Fake news can refer to far more than what some say is deliberately mistaken reporting by the media. Fake news is what we unwittingly accept about ourselves, others and even the world.
Writer Kay Stroud digs deep into the implications of accepting or acting out lies. Turns out, the inability to detect and expose fake news negatively affects our health and our dealings with others. Stroud writes:
“Research suggests that frequent lying, deceit, fabrication, or misrepresentation of the truth in our lives or in our conversations – or even accepting ‘fake news’ as truth – can have unexpected ramifications, leading to stress and chronic pessimism.
“One study at a university found that lying and cheating were common and even became quite acceptable as fellow-students were also seen to be lying and cheating.
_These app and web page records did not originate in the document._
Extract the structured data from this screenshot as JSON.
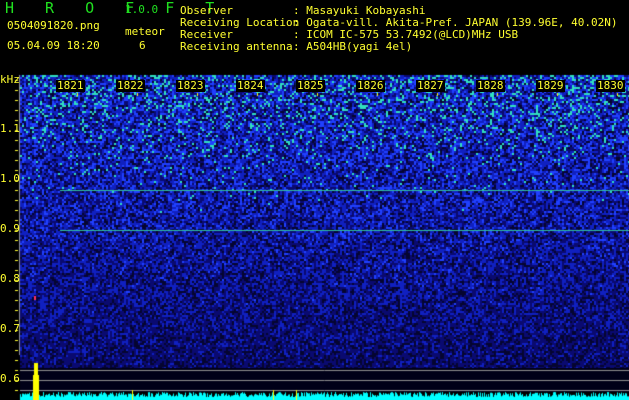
{
  "header": {
    "app_name": "H R O F F T",
    "version": "1.0.0",
    "filename": "0504091820.png",
    "datetime": "05.04.09 18:20",
    "meteor_label": "meteor",
    "meteor_count": "6"
  },
  "info": {
    "observer_label": "Observer",
    "observer_value": ": Masayuki Kobayashi",
    "location_label": "Receiving Location",
    "location_value": ": Ogata-vill. Akita-Pref. JAPAN (139.96E, 40.02N)",
    "receiver_label": "Receiver",
    "receiver_value": ": ICOM IC-575 53.7492(@LCD)MHz USB",
    "antenna_label": "Receiving antenna",
    "antenna_value": ": A504HB(yagi 4el)"
  },
  "axis": {
    "unit": "kHz",
    "freq_labels": [
      "1.1",
      "1.0",
      "0.9",
      "0.8",
      "0.7",
      "0.6"
    ],
    "time_labels": [
      "1821",
      "1822",
      "1823",
      "1824",
      "1825",
      "1826",
      "1827",
      "1828",
      "1829",
      "1830"
    ]
  },
  "colors": {
    "text": "#ffff30",
    "title": "#20e020",
    "histogram": "#00ffff",
    "spike": "#ffff00"
  }
}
Furthermore, behavioural scientist, Professor Dan Ariely from Duke University, postulates* that we all lie to some degree, with rationalisations for our actions including the desire to look clever or cooler to others (to be the person we wish we were) or to obtain some reward.
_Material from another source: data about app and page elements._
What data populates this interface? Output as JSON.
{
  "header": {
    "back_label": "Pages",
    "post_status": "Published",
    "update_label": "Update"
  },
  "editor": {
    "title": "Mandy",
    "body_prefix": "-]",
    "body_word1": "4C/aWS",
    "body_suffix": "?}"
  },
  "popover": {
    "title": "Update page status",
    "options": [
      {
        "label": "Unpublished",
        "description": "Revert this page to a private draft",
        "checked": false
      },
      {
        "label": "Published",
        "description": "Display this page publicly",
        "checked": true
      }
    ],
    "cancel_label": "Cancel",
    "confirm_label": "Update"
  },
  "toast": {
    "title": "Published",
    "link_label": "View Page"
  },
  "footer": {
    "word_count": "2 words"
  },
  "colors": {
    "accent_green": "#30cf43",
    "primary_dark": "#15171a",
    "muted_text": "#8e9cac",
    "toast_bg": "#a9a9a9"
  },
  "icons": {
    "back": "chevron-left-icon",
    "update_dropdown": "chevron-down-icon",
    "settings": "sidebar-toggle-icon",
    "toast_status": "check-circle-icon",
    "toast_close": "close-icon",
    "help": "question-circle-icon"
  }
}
“However, in the study, cheating decreased dramatically when participants were asked to swear on the Bible or sign an honour code, or try to list the Ten Commandments before the test. Then, not one cheated! The results suggest that, when the presence of a higher power is brought to bear on the situation, it spurs us to identify ourselves with the truthful behaviours we associate with divinity. And, this, lifts us out of poor behaviours.”
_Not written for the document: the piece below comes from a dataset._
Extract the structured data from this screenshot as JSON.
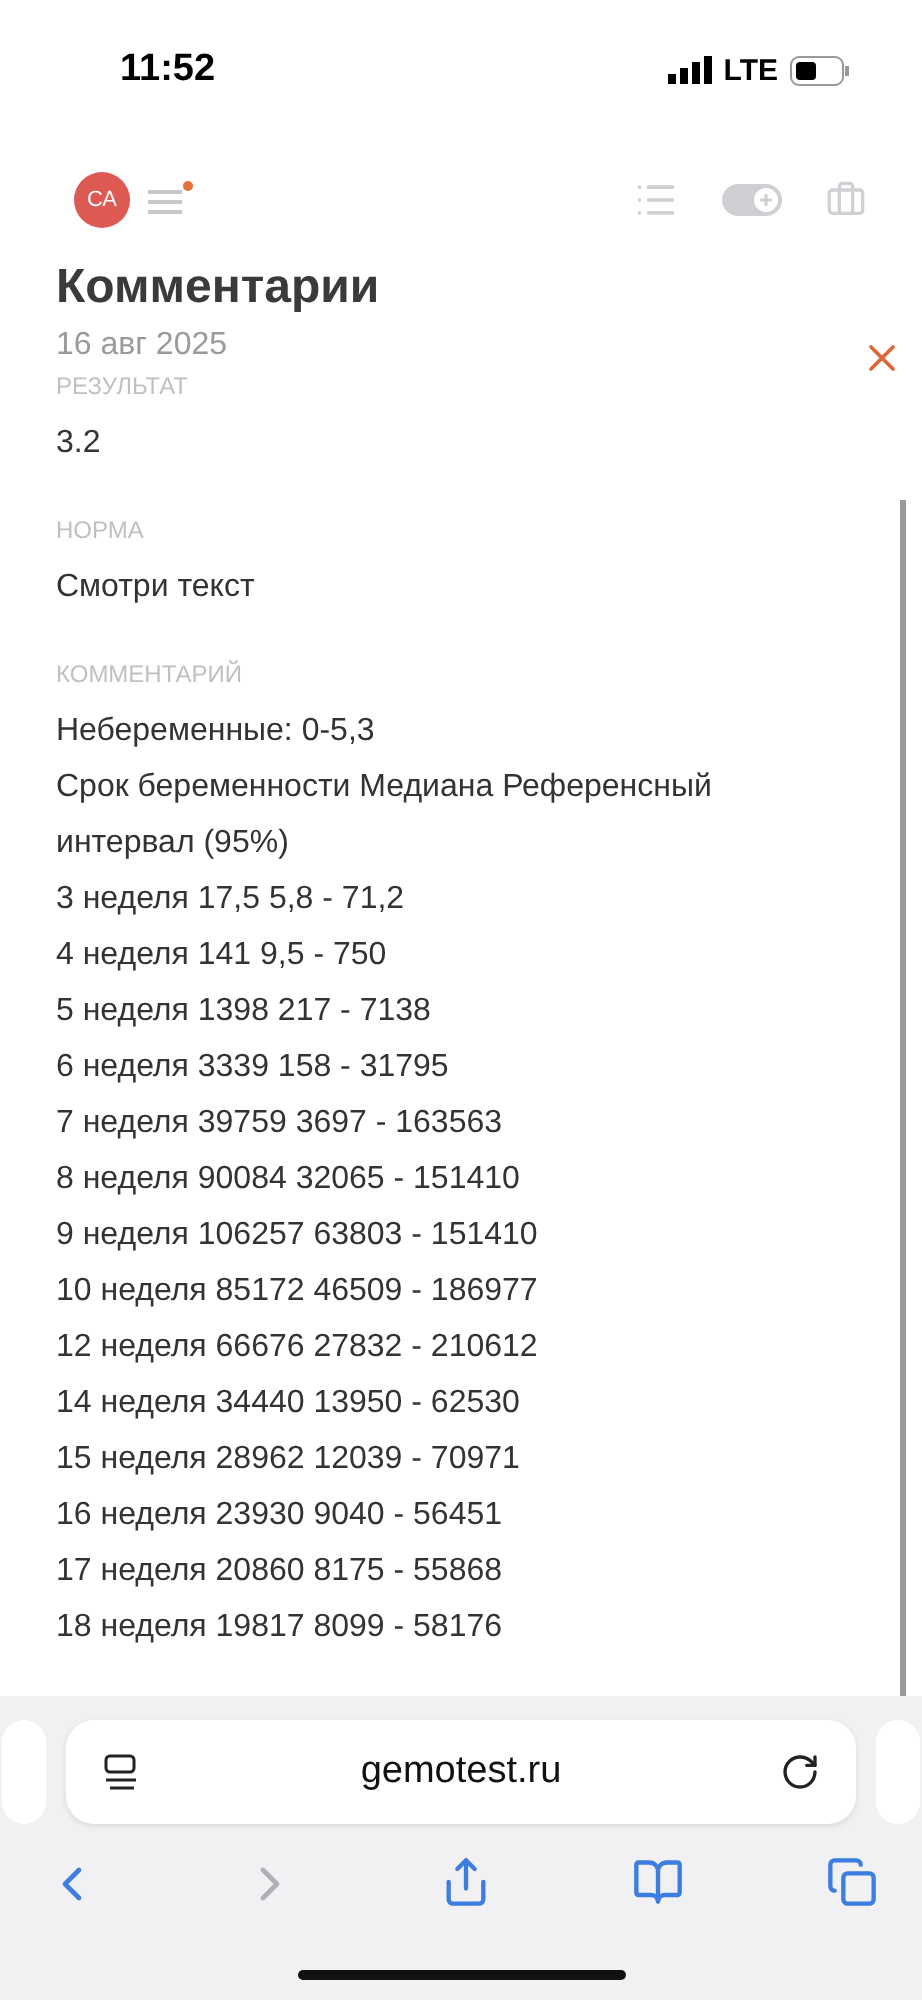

Stroud then shows how we don’t have to accept the “alternative facts” about discord. She even cites a dramatic experience from her work to prove the point. If you want to know how she defeated the “fake news” she was getting about a colleague, and how turning to the truth, or more spiritual sense of the situation, healed the relationship Read More here.